Start of Block
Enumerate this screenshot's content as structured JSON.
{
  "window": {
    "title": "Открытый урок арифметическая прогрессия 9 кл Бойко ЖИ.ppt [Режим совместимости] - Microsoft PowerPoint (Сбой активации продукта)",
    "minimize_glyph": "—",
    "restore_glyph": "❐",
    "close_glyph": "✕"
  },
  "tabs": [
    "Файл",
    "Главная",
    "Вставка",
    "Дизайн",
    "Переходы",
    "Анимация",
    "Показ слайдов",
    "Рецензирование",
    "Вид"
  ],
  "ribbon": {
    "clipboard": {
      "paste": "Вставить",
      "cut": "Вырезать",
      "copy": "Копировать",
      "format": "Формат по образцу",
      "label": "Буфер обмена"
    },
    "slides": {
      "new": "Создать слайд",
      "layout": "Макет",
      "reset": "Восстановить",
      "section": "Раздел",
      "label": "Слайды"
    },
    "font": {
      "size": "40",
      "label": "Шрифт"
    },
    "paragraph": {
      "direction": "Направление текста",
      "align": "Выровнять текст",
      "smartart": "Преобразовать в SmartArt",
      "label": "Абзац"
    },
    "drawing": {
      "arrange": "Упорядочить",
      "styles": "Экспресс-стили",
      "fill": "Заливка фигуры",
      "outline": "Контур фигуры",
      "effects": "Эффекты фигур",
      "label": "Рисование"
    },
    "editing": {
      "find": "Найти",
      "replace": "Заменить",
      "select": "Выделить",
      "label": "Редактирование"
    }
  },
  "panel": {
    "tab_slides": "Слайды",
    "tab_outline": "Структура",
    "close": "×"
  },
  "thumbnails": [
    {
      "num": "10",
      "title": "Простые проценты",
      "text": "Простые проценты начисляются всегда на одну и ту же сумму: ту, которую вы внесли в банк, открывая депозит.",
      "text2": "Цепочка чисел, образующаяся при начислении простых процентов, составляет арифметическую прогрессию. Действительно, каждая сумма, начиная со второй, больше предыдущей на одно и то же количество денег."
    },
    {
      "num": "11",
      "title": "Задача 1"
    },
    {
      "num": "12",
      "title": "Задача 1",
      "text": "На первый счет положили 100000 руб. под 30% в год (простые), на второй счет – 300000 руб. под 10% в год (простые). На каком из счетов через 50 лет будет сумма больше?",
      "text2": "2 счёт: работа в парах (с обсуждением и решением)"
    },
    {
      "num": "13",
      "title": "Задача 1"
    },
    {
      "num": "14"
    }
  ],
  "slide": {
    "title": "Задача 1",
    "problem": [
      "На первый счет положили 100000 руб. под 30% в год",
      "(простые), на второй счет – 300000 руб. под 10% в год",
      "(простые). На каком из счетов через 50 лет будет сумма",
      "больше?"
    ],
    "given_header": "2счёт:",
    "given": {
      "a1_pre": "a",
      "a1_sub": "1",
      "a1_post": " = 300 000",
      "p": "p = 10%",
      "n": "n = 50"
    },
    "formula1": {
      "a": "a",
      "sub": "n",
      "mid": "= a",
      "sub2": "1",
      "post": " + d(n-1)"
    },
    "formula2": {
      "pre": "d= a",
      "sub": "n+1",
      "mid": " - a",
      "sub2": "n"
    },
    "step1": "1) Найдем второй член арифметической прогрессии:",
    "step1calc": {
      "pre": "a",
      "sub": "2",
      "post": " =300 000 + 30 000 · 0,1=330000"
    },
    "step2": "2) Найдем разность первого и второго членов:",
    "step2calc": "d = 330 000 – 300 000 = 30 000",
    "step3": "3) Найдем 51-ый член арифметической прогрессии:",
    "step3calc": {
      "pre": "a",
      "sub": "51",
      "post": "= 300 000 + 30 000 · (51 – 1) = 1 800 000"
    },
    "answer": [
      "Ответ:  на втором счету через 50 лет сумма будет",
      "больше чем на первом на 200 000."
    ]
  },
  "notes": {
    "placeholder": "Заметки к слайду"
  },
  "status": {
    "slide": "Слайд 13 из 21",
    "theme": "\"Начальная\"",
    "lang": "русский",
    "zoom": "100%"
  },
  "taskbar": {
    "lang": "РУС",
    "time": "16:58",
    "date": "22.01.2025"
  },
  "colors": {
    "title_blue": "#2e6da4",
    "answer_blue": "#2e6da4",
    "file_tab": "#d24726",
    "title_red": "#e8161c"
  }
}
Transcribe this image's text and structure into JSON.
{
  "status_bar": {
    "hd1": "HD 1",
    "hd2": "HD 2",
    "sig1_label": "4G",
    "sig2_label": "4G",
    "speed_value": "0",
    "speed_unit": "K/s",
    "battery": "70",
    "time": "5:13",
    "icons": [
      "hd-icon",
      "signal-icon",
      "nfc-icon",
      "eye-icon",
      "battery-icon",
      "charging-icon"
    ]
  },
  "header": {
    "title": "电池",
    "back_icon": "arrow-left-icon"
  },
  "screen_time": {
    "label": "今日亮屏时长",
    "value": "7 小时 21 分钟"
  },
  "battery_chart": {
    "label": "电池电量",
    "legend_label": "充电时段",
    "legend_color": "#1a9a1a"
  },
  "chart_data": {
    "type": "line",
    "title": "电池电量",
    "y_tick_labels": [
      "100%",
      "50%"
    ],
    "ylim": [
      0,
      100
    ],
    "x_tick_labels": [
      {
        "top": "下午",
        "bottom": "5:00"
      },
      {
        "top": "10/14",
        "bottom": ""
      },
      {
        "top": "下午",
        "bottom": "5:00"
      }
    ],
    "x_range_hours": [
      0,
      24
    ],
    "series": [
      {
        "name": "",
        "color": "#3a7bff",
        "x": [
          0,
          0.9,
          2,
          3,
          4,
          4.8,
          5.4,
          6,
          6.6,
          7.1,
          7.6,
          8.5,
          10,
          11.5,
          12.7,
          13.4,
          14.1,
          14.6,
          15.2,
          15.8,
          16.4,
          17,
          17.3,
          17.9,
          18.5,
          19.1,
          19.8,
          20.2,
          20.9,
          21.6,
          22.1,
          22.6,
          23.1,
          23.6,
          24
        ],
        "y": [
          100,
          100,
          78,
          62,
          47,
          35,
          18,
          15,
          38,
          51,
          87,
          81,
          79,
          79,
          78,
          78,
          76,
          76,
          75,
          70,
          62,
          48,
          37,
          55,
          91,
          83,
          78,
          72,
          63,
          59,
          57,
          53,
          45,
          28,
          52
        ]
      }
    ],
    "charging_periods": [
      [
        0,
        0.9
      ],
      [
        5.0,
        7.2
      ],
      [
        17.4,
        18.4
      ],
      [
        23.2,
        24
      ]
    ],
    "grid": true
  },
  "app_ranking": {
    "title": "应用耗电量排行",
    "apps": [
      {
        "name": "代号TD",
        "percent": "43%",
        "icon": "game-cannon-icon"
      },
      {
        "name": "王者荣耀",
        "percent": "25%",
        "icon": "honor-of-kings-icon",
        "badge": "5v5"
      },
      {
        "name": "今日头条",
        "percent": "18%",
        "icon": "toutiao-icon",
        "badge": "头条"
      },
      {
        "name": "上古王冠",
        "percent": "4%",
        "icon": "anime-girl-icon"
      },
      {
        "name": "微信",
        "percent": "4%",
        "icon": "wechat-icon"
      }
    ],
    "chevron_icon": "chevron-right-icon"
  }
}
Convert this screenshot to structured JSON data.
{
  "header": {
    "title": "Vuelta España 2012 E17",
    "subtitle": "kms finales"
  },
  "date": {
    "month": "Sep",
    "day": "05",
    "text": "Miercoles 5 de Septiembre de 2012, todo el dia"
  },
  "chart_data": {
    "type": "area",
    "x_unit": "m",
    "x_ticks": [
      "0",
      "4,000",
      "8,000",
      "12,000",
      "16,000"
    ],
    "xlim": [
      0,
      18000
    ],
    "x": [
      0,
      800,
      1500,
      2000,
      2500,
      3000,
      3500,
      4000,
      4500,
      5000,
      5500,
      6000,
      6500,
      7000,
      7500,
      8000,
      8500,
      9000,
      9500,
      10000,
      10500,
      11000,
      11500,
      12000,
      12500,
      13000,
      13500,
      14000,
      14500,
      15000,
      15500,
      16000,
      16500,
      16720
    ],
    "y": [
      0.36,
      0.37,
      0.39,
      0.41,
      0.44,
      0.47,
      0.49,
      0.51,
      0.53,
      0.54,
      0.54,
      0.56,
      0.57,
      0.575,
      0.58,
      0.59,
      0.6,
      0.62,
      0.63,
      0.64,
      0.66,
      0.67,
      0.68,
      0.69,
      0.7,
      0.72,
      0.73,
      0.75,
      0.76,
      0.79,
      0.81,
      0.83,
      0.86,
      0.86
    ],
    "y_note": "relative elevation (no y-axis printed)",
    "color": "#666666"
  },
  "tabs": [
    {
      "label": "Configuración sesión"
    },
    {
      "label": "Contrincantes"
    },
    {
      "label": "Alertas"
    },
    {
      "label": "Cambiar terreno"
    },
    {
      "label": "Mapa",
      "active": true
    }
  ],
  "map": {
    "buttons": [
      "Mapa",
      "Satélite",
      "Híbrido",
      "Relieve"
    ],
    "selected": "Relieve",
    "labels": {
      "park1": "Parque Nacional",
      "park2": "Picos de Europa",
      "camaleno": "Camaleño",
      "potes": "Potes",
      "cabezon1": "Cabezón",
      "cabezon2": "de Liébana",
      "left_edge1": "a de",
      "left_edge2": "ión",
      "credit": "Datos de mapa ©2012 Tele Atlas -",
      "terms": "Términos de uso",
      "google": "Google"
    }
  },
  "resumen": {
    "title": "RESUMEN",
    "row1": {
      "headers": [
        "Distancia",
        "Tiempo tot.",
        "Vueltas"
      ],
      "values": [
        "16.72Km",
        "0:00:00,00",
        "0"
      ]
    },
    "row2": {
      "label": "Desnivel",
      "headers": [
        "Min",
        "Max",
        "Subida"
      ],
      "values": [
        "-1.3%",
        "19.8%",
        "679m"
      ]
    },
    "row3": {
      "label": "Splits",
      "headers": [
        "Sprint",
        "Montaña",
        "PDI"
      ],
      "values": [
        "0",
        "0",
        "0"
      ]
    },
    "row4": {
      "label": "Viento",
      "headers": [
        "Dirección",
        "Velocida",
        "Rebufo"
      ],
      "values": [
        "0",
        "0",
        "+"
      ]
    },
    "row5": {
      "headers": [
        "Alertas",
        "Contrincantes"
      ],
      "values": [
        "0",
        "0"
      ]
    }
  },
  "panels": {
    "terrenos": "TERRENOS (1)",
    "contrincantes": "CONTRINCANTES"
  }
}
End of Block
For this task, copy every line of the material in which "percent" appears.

        "percent": "43%",
        "percent": "25%",
        "percent": "18%",
        "percent": "4%",
        "percent": "4%",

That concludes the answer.